Thai prime minister to implement new rules on recognising parishes
A commission will be set up to vet applications for recognition of parishes, most of which do not yet have a legal status. A parish must have a resident priest and at least 200 members before a request for recognition can be filed. The old law goes back 112 years when only the Diocese of Bangkok existed, a Church spokesperson explained.
Bangkok (AsiaNews) – Thailand's government issued a decree on 2 June giving Prime Minister Prayuth Chan-ocha the power to set up a commission with the authority to officially recognise Catholic parishes. The decree was made public recently.
At present, Thailand is home to less than 400,000 Catholics out of a population of 70 million. Very few Catholic parishes have been recognised by the authorities.
Chainarong Monthienvichienchai, head of the Media Office of the Catholic Bishops' Conference of Thailand, spoke to AsiaNews about the issue.
“For 112 years the Church in Thailand has grown and developed under an old law that recognised the Catholic Mission in Bangkok as a legal entity, granting it the use of land and schools. Since then, however, the Church has evolved without changes to its legal status, which is now necessary.”
The words betray a certain pragmatism but also a certain optimism about the possibility that a new law might lead to greater certainty about the establishment of new parishes and the construction of new churches in the country.
Thailand is currently undergoing a troubled social, political and economic transition, aggravated by the pandemic, which is making it harder to find solutions to issues that have been left unresolved for some time.
The decree sets out a set of criteria for establishing new parishes. The latter must have a resident priest can to carry out his religious functions. He must live at this place, which must be at least 20 kilometres from other Catholic parishes. At least 200 Christians must live in the area and they must be able to support the parish.
Under certain circumstances, a diocese can request that the criteria – resident priest and the minimum number of faithful – be waived.
Once the commission gives the green light, the proposal to establish a parish goes to the Minister of Culture, who brings it to the cabinet. If the latter approves, the minister will draft an official decree authorising the new parish
Every year, the Religions Department will prepare a list of all parishes (with addresses, real estate properties, resident priests). Under the decree, dioceses have two years since its approval to seek recognition for existing unauthorised parishes.
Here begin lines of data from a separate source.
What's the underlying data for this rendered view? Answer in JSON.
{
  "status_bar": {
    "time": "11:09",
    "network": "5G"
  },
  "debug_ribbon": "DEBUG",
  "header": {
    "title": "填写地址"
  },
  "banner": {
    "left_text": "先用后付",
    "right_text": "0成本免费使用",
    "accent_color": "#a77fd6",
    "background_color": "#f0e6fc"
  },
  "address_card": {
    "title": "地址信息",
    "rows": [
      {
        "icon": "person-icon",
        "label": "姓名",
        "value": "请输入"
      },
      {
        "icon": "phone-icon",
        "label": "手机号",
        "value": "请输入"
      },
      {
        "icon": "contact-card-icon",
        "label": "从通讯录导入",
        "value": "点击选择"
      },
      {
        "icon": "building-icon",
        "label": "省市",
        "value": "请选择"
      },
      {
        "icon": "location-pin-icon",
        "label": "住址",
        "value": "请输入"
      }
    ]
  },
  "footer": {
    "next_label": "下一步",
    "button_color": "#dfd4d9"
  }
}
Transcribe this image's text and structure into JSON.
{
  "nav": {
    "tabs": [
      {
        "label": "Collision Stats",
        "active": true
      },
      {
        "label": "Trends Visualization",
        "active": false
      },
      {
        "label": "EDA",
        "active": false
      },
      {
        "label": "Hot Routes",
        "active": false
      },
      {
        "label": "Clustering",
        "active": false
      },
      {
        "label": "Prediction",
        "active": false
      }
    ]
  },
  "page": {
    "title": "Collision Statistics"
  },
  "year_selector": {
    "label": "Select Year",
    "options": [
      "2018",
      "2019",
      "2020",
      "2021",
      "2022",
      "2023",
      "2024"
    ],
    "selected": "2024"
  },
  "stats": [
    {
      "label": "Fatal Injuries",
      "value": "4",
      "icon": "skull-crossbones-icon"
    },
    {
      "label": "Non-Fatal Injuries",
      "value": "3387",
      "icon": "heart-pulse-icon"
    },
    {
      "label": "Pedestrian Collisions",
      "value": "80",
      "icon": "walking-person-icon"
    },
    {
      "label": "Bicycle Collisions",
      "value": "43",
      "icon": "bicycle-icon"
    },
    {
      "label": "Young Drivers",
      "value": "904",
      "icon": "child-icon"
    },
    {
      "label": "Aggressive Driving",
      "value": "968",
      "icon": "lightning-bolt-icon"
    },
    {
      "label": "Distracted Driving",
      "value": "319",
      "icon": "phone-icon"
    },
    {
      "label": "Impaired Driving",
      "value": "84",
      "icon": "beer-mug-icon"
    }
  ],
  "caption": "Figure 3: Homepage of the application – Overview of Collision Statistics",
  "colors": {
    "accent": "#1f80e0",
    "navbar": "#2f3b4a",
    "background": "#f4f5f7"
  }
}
This complex process and its constraints have sparked different reactions, but the hope is that it will better meet the needs of the Catholic community.
Chainarong noted that “the development of the Church has led to the creation of new dioceses, the construction of new religious buildings, an increase in the land used, and the launch of more than 300 educational initiatives; yet many facilities have not been granted legal ownership of their assets.”
The existing law was written in a bygone era. “It is not surprising that we need an updated measure that takes into account the current situation and provides greater certainty and guarantees for the future.”
For Chainarong, governments are slow to implement new laws. “This is even more so when, as in this case, it is necessary to include apparently minor but still important issues that lead to long negotiations between government representatives and the Bishops' Conference.”